Heidy continues to be inspired by her students – by their eagerness to learn and their ability to love and give unconditionally. “In the beginning, all of them couldn’t read or write. Now they speak very well, and some have even become English teachers themselves. Some have gotten full scholarships for college or university.” One of her student’s progress in particular has been the highlight of her teaching career. “After several months, I noticed Honey had stopped attending my class. She had stopped school to work in Berjaya Times Square to support her family. She always asked me for books and reading materials. Towards the end of the year, she was hospitalised in the neuro ward for a long time – it was tuberculosis. The damage went straight to her nerves and affected her brain, which paralysed the entire left side of her body. She couldn’t write, walk and could barely speak. She looked so weak, and it was very discouraging. But over time, she slowly regained her strength. She’d pick up pamphlets around the hospital just to practice her reading. She has so much grit and perseverance, and a hunger for education.” Honey realised that education was more important to her than earning money, and immediately returned to school as soon as she was discharged. She even tied a bandage around her wrist to gain control of her muscles when she wrote. A few weeks later, she received a scholarship, and managed to fill up and print the application on her own. “She has grown so much – I’m amazed to see how far she has come, and our other kids too. She soon entered college, and has now come back full circle. She now has qualifications to work when she settles in other countries.”
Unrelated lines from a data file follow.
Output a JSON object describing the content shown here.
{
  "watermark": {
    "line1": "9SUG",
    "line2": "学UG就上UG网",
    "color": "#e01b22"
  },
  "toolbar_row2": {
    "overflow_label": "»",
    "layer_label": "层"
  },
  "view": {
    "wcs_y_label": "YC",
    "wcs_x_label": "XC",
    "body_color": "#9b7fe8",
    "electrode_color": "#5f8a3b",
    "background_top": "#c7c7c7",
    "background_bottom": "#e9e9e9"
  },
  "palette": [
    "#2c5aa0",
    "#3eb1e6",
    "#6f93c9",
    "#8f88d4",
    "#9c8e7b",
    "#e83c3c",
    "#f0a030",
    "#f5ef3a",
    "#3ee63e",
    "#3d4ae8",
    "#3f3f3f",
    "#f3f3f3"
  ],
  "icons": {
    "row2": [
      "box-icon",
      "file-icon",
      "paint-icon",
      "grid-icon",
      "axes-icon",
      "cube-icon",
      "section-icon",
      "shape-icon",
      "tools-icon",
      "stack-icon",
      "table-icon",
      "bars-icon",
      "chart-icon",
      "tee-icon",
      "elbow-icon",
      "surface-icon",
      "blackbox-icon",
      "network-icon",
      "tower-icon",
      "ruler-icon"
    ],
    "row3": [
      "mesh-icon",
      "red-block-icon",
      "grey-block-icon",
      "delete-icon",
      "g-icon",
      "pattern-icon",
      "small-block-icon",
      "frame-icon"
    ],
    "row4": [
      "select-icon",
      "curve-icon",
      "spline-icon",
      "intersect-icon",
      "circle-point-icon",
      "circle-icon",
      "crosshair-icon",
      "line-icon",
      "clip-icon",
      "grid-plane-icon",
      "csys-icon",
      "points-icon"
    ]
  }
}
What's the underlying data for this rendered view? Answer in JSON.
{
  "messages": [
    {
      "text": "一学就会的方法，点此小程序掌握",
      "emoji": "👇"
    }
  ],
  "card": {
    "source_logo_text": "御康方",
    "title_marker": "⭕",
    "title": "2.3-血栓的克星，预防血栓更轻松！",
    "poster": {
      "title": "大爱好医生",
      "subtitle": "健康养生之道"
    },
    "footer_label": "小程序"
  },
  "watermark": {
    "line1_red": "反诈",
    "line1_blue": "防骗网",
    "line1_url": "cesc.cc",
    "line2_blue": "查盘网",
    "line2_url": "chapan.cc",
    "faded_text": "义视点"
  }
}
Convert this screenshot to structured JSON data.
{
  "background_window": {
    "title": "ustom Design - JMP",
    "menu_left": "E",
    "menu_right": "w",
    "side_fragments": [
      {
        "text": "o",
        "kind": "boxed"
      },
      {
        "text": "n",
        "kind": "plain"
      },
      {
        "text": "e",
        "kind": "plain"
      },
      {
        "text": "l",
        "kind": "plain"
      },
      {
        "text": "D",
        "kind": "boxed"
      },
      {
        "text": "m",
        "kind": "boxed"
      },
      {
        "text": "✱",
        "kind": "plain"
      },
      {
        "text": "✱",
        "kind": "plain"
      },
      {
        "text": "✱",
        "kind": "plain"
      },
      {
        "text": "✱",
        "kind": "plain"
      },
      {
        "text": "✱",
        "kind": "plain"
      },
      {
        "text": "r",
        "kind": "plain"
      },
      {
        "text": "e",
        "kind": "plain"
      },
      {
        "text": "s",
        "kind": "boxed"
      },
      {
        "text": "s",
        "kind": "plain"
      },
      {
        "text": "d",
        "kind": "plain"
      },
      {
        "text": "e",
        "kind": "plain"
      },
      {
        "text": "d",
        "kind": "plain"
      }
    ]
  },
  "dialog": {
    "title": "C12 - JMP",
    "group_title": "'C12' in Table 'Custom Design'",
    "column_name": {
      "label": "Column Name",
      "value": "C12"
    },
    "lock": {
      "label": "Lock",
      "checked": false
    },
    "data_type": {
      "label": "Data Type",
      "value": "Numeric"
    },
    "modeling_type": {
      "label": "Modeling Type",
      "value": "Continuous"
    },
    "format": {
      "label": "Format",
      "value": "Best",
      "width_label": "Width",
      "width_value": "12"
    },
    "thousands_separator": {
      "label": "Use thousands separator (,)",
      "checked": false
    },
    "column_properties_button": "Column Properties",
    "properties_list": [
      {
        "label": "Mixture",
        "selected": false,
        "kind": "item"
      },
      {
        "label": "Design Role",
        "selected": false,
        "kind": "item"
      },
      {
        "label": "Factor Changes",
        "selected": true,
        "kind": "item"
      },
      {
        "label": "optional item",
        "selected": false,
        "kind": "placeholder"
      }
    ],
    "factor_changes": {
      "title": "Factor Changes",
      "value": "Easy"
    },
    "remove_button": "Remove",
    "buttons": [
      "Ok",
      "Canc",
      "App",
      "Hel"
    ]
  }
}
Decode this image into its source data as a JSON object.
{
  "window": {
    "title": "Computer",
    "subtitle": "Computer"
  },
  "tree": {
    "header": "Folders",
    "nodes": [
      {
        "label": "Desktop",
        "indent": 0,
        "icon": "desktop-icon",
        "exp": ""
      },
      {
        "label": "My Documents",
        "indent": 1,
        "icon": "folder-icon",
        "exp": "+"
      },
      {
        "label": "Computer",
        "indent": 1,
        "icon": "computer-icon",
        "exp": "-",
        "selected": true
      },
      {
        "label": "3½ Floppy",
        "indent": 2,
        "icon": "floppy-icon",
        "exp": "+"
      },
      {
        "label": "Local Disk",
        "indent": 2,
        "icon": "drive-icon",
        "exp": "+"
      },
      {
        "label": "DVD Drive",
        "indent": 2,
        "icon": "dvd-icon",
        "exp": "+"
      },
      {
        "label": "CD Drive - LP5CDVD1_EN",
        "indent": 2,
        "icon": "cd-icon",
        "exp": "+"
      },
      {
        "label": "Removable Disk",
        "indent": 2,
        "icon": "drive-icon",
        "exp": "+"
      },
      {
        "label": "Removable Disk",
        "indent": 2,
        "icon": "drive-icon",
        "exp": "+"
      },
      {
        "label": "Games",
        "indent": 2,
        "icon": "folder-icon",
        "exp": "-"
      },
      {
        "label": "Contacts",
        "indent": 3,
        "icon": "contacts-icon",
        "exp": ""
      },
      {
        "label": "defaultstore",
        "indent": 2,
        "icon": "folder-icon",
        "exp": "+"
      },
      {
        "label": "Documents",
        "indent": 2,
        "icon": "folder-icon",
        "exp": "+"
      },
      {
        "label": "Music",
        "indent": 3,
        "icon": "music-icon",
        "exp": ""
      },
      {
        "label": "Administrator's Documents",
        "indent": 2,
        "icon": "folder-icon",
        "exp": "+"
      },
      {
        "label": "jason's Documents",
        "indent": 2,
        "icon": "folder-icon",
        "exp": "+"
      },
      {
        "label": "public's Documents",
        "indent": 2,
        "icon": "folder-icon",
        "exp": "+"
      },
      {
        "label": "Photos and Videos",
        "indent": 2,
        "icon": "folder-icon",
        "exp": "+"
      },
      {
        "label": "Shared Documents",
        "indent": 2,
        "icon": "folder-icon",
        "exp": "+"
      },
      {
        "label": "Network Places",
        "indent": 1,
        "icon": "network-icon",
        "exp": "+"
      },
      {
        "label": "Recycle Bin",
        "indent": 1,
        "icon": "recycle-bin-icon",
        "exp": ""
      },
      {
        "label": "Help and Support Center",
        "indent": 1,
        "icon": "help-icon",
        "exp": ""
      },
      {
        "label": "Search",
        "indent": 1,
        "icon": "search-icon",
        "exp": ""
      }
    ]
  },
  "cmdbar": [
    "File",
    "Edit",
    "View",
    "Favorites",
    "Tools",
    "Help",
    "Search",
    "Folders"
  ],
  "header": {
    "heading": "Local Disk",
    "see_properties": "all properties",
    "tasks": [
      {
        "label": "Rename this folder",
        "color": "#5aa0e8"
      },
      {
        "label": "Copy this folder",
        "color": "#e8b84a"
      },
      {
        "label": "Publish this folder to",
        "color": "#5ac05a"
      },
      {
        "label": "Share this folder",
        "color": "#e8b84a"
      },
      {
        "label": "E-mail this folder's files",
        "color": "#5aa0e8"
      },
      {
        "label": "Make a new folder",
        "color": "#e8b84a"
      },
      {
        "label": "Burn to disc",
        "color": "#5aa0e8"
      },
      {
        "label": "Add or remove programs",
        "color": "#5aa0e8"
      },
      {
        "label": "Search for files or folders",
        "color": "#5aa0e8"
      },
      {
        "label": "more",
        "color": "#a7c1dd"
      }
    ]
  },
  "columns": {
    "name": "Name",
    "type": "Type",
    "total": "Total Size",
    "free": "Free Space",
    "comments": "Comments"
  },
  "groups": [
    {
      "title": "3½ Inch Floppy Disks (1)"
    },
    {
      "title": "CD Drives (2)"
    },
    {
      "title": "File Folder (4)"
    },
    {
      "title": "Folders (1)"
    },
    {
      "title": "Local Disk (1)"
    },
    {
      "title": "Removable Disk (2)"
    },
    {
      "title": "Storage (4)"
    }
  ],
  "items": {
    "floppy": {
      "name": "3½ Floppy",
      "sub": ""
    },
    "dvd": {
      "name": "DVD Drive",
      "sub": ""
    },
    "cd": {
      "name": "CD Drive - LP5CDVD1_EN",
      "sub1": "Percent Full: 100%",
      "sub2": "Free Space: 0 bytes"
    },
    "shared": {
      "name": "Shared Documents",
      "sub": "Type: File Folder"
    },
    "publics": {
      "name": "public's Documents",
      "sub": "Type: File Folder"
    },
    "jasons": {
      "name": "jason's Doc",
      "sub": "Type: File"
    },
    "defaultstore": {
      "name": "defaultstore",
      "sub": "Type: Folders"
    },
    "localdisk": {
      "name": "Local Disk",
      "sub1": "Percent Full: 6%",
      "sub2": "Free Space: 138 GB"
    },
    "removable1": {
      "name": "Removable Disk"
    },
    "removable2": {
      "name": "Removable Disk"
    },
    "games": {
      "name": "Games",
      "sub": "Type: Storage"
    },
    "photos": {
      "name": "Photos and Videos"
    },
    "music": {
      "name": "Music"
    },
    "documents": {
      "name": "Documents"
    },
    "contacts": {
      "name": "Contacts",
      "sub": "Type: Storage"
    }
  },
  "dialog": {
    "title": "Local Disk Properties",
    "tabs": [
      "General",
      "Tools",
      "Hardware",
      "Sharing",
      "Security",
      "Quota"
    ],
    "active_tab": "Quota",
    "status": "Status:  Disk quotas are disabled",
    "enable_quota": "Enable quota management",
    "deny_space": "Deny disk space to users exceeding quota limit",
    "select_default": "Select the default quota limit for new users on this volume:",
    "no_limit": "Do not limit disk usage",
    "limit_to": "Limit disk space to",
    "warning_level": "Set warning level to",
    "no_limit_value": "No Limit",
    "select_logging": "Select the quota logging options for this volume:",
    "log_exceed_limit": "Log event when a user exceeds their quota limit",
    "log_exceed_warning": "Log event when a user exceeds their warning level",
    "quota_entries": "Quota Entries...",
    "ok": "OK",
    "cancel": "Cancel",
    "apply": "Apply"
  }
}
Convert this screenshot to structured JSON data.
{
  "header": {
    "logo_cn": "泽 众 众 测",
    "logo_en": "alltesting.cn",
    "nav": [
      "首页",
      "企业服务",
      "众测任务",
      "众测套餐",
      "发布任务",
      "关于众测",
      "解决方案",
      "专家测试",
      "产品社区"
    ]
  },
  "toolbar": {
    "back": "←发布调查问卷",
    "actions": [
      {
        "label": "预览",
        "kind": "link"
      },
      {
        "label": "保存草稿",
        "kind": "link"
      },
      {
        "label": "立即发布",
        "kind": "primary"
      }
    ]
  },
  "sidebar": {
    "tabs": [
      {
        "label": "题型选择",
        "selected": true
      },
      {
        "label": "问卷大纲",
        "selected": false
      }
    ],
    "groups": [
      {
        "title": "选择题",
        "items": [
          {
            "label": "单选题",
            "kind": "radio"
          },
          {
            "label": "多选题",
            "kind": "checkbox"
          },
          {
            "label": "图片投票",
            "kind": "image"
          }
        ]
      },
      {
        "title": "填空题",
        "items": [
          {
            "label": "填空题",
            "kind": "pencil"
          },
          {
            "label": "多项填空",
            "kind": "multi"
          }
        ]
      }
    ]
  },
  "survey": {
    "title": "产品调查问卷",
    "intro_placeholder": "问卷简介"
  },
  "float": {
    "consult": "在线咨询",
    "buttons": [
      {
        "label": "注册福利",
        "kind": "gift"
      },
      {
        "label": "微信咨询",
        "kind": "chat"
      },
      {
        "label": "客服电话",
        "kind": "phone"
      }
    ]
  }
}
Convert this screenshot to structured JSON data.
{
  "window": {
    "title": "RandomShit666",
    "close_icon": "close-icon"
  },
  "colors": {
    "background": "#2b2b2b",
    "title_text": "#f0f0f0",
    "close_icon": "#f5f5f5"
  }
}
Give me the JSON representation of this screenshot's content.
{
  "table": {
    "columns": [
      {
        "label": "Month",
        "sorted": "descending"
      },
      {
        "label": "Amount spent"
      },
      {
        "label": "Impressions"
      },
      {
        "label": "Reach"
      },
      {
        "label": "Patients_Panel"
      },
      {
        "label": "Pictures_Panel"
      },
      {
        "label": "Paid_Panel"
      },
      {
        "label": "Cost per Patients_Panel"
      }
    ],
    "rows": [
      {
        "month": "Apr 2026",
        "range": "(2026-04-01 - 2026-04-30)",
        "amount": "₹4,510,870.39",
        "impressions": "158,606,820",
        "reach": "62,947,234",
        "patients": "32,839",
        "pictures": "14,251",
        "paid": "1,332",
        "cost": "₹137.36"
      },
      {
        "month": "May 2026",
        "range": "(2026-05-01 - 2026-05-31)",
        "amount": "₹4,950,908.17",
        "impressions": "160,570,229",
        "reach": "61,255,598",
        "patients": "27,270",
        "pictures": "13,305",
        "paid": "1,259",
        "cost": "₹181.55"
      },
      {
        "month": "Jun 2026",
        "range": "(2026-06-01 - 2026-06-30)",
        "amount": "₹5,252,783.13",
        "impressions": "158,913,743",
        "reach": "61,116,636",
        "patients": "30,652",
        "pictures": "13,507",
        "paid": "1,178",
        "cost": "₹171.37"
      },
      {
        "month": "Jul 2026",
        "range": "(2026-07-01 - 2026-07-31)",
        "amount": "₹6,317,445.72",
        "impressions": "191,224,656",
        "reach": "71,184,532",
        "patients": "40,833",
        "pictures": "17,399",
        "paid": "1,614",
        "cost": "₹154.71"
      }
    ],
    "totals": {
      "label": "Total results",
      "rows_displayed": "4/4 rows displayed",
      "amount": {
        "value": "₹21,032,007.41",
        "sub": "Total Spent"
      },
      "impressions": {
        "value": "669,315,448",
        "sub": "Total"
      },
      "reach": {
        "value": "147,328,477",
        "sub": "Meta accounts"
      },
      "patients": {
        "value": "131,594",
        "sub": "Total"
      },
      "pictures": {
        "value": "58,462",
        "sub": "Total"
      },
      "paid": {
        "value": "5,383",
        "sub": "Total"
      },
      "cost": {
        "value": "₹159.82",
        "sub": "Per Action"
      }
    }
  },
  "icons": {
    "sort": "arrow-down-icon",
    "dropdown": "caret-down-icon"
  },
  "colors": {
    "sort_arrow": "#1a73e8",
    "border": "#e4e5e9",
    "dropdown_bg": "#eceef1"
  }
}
Heidy claims that she did not understand love until she started working with the refugees. Despite living in poverty and persecution, they have an immense wholehearted love for people that overflows. “They truly know how to love and honour others. They spend what little money they have making sure we have clean bottled water to drink, and we’re always given a special seat at their weddings and funerals. A little girl once gave me the prettiest bangle she owned, and that just broke my heart,” she said. “I just cannot comprehend how people can give their worst at donation drives, while these refugees give their absolute best.”
“Refugees are abused terribly. I knew a girl who was set on fire and died when she asked her boss to pay her for her work. Even men are raped in detention centres, and are forced to drink water from their toilet bowls – it’s just inhumane, and the authorities get away with it because refugees have no rights.” Heidy plans to change all that by continuing to raise awareness and educate the public to elevate the voice of the refugees. Her ultimate goal is to change the law, to give them opportunities for work, education and healthcare. She has so far helped to write the manifesto, and it is well on its way to becoming a reality.
TEXT & INTERVIEW CLARA SIEW
PHOTOGRAPHY & VIDEOGRAPHY LENSWORK STUDIO
STYLING AZZA ARIF
ART DIRECTION KAREN HOO
VIDEO INTERVIEW & DIRECTION LIRA JAMALUDDIN
MAKEUP SHIYO JOO & CHU FAN USING SHISEIDO
HAIR CKAY LIOW & CODY CHUA
PRESENTED BY BALLY; DE BEERS